Vesting Schedule: If the GP's carried interest is subject to a vesting schedule, it means that their right to this interest accrues over time, often linked to the fund's performance or lifespan.

Understanding these terms is crucial for both LPs and GPs, as they significantly affect the return on investment and the risk each party bears. Negotiating these terms requires careful consideration to ensure alignment of interests and clarity on the distribution of profits.

Confusion of Terms
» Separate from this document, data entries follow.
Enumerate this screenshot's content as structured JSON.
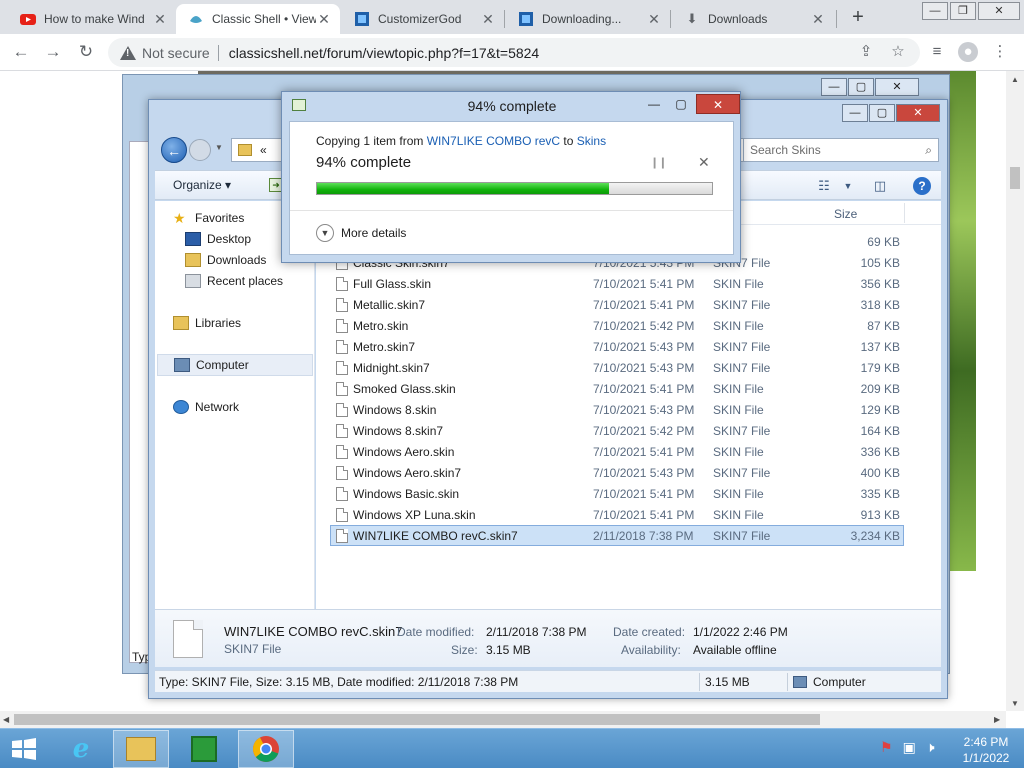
{
  "browser": {
    "tabs": [
      {
        "title": "How to make Wind",
        "icon": "youtube-icon",
        "active": false
      },
      {
        "title": "Classic Shell • View",
        "icon": "classic-shell-icon",
        "active": true
      },
      {
        "title": "CustomizerGod",
        "icon": "customizergod-icon",
        "active": false
      },
      {
        "title": "Downloading...",
        "icon": "customizergod-icon",
        "active": false
      },
      {
        "title": "Downloads",
        "icon": "download-icon",
        "active": false
      }
    ],
    "not_secure_label": "Not secure",
    "url": "classicshell.net/forum/viewtopic.php?f=17&t=5824"
  },
  "background": {
    "typ_label": "Typ"
  },
  "explorer": {
    "breadcrumb_prefix": "«",
    "search_placeholder": "Search Skins",
    "organize_label": "Organize ▾",
    "column_size": "Size",
    "nav": {
      "favorites": "Favorites",
      "desktop": "Desktop",
      "downloads": "Downloads",
      "recent_places": "Recent places",
      "libraries": "Libraries",
      "computer": "Computer",
      "network": "Network"
    },
    "files": [
      {
        "name": "",
        "date": "",
        "type": "File",
        "size": "69 KB",
        "partial": "top"
      },
      {
        "name": "Classic Skin.skin7",
        "date": "7/10/2021 5:43 PM",
        "type": "SKIN7 File",
        "size": "105 KB",
        "partial": "cut"
      },
      {
        "name": "Full Glass.skin",
        "date": "7/10/2021 5:41 PM",
        "type": "SKIN File",
        "size": "356 KB"
      },
      {
        "name": "Metallic.skin7",
        "date": "7/10/2021 5:41 PM",
        "type": "SKIN7 File",
        "size": "318 KB"
      },
      {
        "name": "Metro.skin",
        "date": "7/10/2021 5:42 PM",
        "type": "SKIN File",
        "size": "87 KB"
      },
      {
        "name": "Metro.skin7",
        "date": "7/10/2021 5:43 PM",
        "type": "SKIN7 File",
        "size": "137 KB"
      },
      {
        "name": "Midnight.skin7",
        "date": "7/10/2021 5:43 PM",
        "type": "SKIN7 File",
        "size": "179 KB"
      },
      {
        "name": "Smoked Glass.skin",
        "date": "7/10/2021 5:41 PM",
        "type": "SKIN File",
        "size": "209 KB"
      },
      {
        "name": "Windows 8.skin",
        "date": "7/10/2021 5:43 PM",
        "type": "SKIN File",
        "size": "129 KB"
      },
      {
        "name": "Windows 8.skin7",
        "date": "7/10/2021 5:42 PM",
        "type": "SKIN7 File",
        "size": "164 KB"
      },
      {
        "name": "Windows Aero.skin",
        "date": "7/10/2021 5:41 PM",
        "type": "SKIN File",
        "size": "336 KB"
      },
      {
        "name": "Windows Aero.skin7",
        "date": "7/10/2021 5:43 PM",
        "type": "SKIN7 File",
        "size": "400 KB"
      },
      {
        "name": "Windows Basic.skin",
        "date": "7/10/2021 5:41 PM",
        "type": "SKIN File",
        "size": "335 KB"
      },
      {
        "name": "Windows XP Luna.skin",
        "date": "7/10/2021 5:41 PM",
        "type": "SKIN File",
        "size": "913 KB"
      },
      {
        "name": "WIN7LIKE COMBO revC.skin7",
        "date": "2/11/2018 7:38 PM",
        "type": "SKIN7 File",
        "size": "3,234 KB",
        "selected": true
      }
    ],
    "details": {
      "filename": "WIN7LIKE COMBO revC.skin7",
      "filetype": "SKIN7 File",
      "date_modified_label": "Date modified:",
      "date_modified": "2/11/2018 7:38 PM",
      "size_label": "Size:",
      "size": "3.15 MB",
      "date_created_label": "Date created:",
      "date_created": "1/1/2022 2:46 PM",
      "availability_label": "Availability:",
      "availability": "Available offline"
    },
    "status": {
      "summary": "Type: SKIN7 File, Size: 3.15 MB, Date modified: 2/11/2018 7:38 PM",
      "size": "3.15 MB",
      "location": "Computer"
    }
  },
  "copy_dialog": {
    "title": "94% complete",
    "copying_prefix": "Copying 1 item from ",
    "source": "WIN7LIKE COMBO revC",
    "to_word": " to ",
    "destination": "Skins",
    "percent_text": "94% complete",
    "progress_fraction": 0.74,
    "more_details": "More details"
  },
  "taskbar": {
    "time": "2:46 PM",
    "date": "1/1/2022"
  },
  "colors": {
    "progress_green": "#11b30c",
    "link_blue": "#1a5fb4",
    "taskbar_blue": "#4a8bc4"
  }
}
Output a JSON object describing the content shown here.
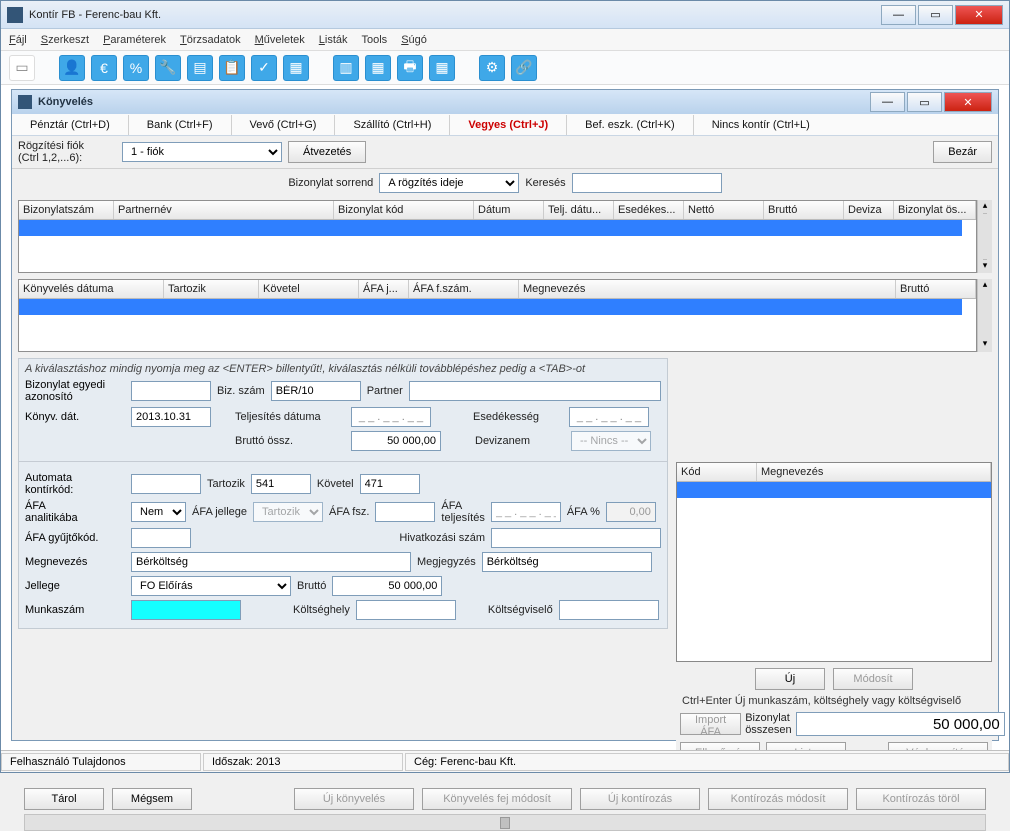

  • Preferred Return or Hurdle Rate: This is often mistaken for a guaranteed return, but it's actually a threshold rate that the LPs must receive before the GP can participate in profit sharing. The calculation of the preferred return can be complex, especially when dealing with issues like compounding and whether it's calculated on a cumulative or non-cumulative basis.
  • Catch-Up Provision: This term can be confusing because it changes the allocation of profits after the preferred return is met. The basis for what determines the GP being 'caught up' is a point to make clear.
  • Carried Interest: Often just referred to as "carry," this is the share of the profits that the GP receives. The misunderstanding usually arises in how and when the carry is calculated and paid, and under what circumstances it might be adjusted or forfeited (such as in a clawback scenario).
  • Distribution Waterfall: The structure of the waterfall itself can be a source of confusion. The sequence of distributions – return of capital, preferred return, catch-up, and profit split – can vary in different agreements, and the specific terms can significantly impact the overall distribution.
  • GP Commitment: The extent and nature of the GP's commitment can be misunderstood, especially in terms of how it aligns the GP's interests with those of the LPs and whether it's subject to the same terms as the LPs' commitments.
  • Subordination and Inter-Creditor Agreements: The priority of payments and rights in the case of multiple classes of equity or debt can be complex and often requires careful legal interpretation.
  • Capital Account Maintenance: The maintenance and adjustments of capital accounts, which track each investor's contributions, distributions, and share of profits and losses, can be a source of confusion, especially in relation to tax implications.